Operator rights gelled around disability rights, fueled by my initiation in gay rights, because in my fictional post-gender, post-sexuality, post-race, post-post-apocalyptic universe (perhaps when humanity is down to barely enough gene pool to survive, such distinctions may, for just enough years to redefine “other,” matter less) the vectors of oppression become ability and occupation. But I hope that readers will see these stories as being for everyone who lives in fear, who is denied opportunity, and who is breathing the yet-unresolved air of institutionalized oppression. And I hope, as Hoshi’s world eventually does, our world too bends toward justice.

Paperback and ebook available from autpress.com; free ebook with paperback purchase! Also available in paperback and Kindle from amazon.com, from Powell’s City of Books, or ask at your local bookstore.

Science in the Fiction: Autism, Neurodivergence, and Idioglossias

No, my characters are not explicitly Autistic. Yes, they are implicitly based on how some of us (myself included) experience autism, the intense world theory, and findings related to the associative nature of autistic intelligence (yes, I know “intelligence” is a troubling concept, but I’m not getting into it here). I invented K-syndrome, to be transparent, because I didn’t want to get into discussions about what autism is or isn’t, or how what I’ve written is not like so-and-so’s experience of autism–and anyway, this is speculative fiction, which means that I get to make stuff up to be convenient to the business of storytelling. In this case, that business was two-fold: 1) from a technological perspective, to meet the needs of the quantum brain computers used by the characters; 2) from a thematic perspective, as a device to explore real-world issues around disability and disability rights.

My characters are explicitly neurodivergent. A genetic difference causes them to perceive and interact with the world and themselves in a way that is not like how most people do. Autism is one of may kinds of neurodiversity.
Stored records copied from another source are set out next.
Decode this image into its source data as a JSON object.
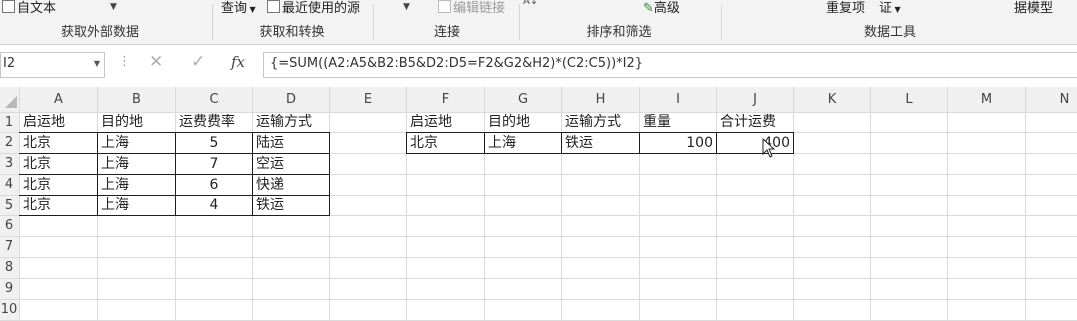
{
  "ribbon": {
    "row_items": [
      "自文本",
      "查询",
      "最近使用的源",
      "编辑链接",
      "高级",
      "重复项",
      "证",
      "据模型"
    ],
    "groups": [
      "获取外部数据",
      "获取和转换",
      "连接",
      "排序和筛选",
      "数据工具"
    ]
  },
  "formula_bar": {
    "name_box": "I2",
    "cancel_icon": "✕",
    "enter_icon": "✓",
    "fx_label": "fx",
    "formula": "{=SUM((A2:A5&B2:B5&D2:D5=F2&G2&H2)*(C2:C5))*I2}"
  },
  "sheet": {
    "columns": [
      "A",
      "B",
      "C",
      "D",
      "E",
      "F",
      "G",
      "H",
      "I",
      "J",
      "K",
      "L",
      "M",
      "N"
    ],
    "rows": [
      "1",
      "2",
      "3",
      "4",
      "5",
      "6",
      "7",
      "8",
      "9",
      "10"
    ],
    "table_left": {
      "headers": [
        "启运地",
        "目的地",
        "运费费率",
        "运输方式"
      ],
      "data": [
        [
          "北京",
          "上海",
          "5",
          "陆运"
        ],
        [
          "北京",
          "上海",
          "7",
          "空运"
        ],
        [
          "北京",
          "上海",
          "6",
          "快递"
        ],
        [
          "北京",
          "上海",
          "4",
          "铁运"
        ]
      ]
    },
    "table_right": {
      "headers": [
        "启运地",
        "目的地",
        "运输方式",
        "重量",
        "合计运费"
      ],
      "values": [
        "北京",
        "上海",
        "铁运",
        "100",
        "400"
      ]
    }
  }
}
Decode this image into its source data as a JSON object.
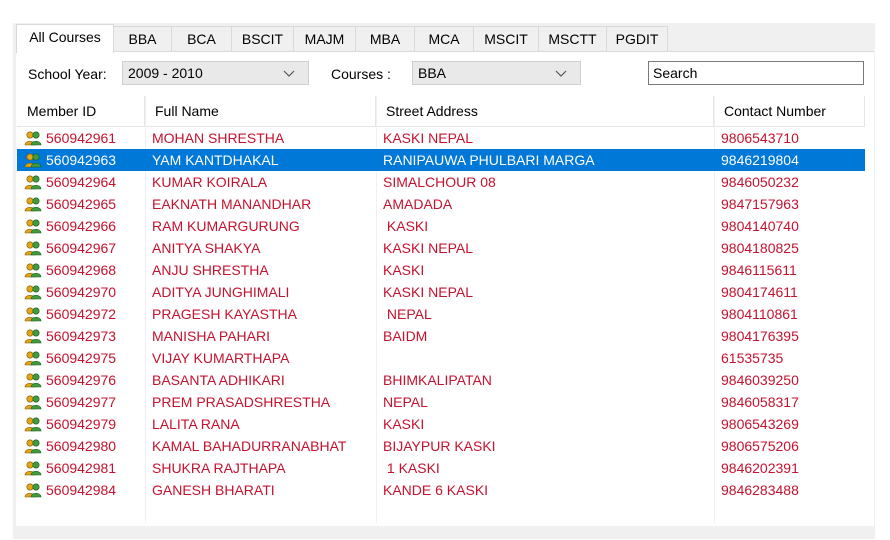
{
  "tabs": [
    "All Courses",
    "BBA",
    "BCA",
    "BSCIT",
    "MAJM",
    "MBA",
    "MCA",
    "MSCIT",
    "MSCTT",
    "PGDIT"
  ],
  "filters": {
    "school_year_label": "School Year:",
    "school_year_value": "2009 - 2010",
    "courses_label": "Courses :",
    "courses_value": "BBA",
    "search_value": "Search"
  },
  "columns": [
    "Member ID",
    "Full Name",
    "Street Address",
    "Contact Number"
  ],
  "selected_index": 1,
  "icon": "users-icon",
  "colors": {
    "row_text": "#c4122f",
    "selection": "#0078d7"
  },
  "rows": [
    {
      "id": "560942961",
      "name": "MOHAN SHRESTHA",
      "address": "KASKI NEPAL",
      "contact": "9806543710"
    },
    {
      "id": "560942963",
      "name": "YAM KANTDHAKAL",
      "address": "RANIPAUWA PHULBARI MARGA",
      "contact": "9846219804"
    },
    {
      "id": "560942964",
      "name": "KUMAR KOIRALA",
      "address": "SIMALCHOUR 08",
      "contact": "9846050232"
    },
    {
      "id": "560942965",
      "name": "EAKNATH MANANDHAR",
      "address": "AMADADA",
      "contact": "9847157963"
    },
    {
      "id": "560942966",
      "name": "RAM KUMARGURUNG",
      "address": " KASKI",
      "contact": "9804140740"
    },
    {
      "id": "560942967",
      "name": "ANITYA SHAKYA",
      "address": "KASKI NEPAL",
      "contact": "9804180825"
    },
    {
      "id": "560942968",
      "name": "ANJU SHRESTHA",
      "address": "KASKI",
      "contact": "9846115611"
    },
    {
      "id": "560942970",
      "name": "ADITYA JUNGHIMALI",
      "address": "KASKI NEPAL",
      "contact": "9804174611"
    },
    {
      "id": "560942972",
      "name": "PRAGESH KAYASTHA",
      "address": " NEPAL",
      "contact": "9804110861"
    },
    {
      "id": "560942973",
      "name": "MANISHA PAHARI",
      "address": "BAIDM",
      "contact": "9804176395"
    },
    {
      "id": "560942975",
      "name": "VIJAY KUMARTHAPA",
      "address": "",
      "contact": "61535735"
    },
    {
      "id": "560942976",
      "name": "BASANTA ADHIKARI",
      "address": "BHIMKALIPATAN",
      "contact": "9846039250"
    },
    {
      "id": "560942977",
      "name": "PREM PRASADSHRESTHA",
      "address": "NEPAL",
      "contact": "9846058317"
    },
    {
      "id": "560942979",
      "name": "LALITA RANA",
      "address": "KASKI",
      "contact": "9806543269"
    },
    {
      "id": "560942980",
      "name": "KAMAL BAHADURRANABHAT",
      "address": "BIJAYPUR KASKI",
      "contact": "9806575206"
    },
    {
      "id": "560942981",
      "name": "SHUKRA RAJTHAPA",
      "address": " 1 KASKI",
      "contact": "9846202391"
    },
    {
      "id": "560942984",
      "name": "GANESH BHARATI",
      "address": "KANDE 6 KASKI",
      "contact": "9846283488"
    }
  ]
}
Medically-oriented people classify that diversity into diagnostic bins: autism, schizophrenia, bipolar, attention deficit disorder, learning disability, etc. There are strong arguments for the value of diverse minds in society–just like there are for the value of diverse critters in ecosystems.

From a technological perspective, the neurodivergent connection to the quantum brain computers lies how the characters process language, and their highly associative thinking. At the heart of the characters’ language “impairment” is an idioglossia – a language known to only one’s self. This is both what enables them to create strong encryption in quantum systems, and isolates them, even among their own kind. With respect to associative thought, wrangling complex mathematical structures requires a good deal of nonlinear, pattern-type thinking.

From a thematic perspective, just as in our world, there is a tension between the benefits of neurodivergent minds–“autistic super-powers,” perhaps–and the decency to value people simply as human beings, without need for them to have “powers” or some other thing that mainstream society values more than person-ness. There is a tension between the brilliance and wonder of our experience of the world, and our frustration as we butt up against the limitations of both functional impairment and a society and culture hostile to what we need to survive. And there is a tension between acknowledging what we do better than typical thinkers, and typical thinkers exploiting that–exploiting us–for their own gain. These tensions and oppressions are not fiction.

Paperback and ebook available from autpress.com; free ebook with paperback purchase! Also available in paperback and Kindle from amazon.com, from Powell’s City of Books, or ask at your local bookstore.

Theme: Overlay by Kaira 2020 Dora M Raymaker
Portland, Oregon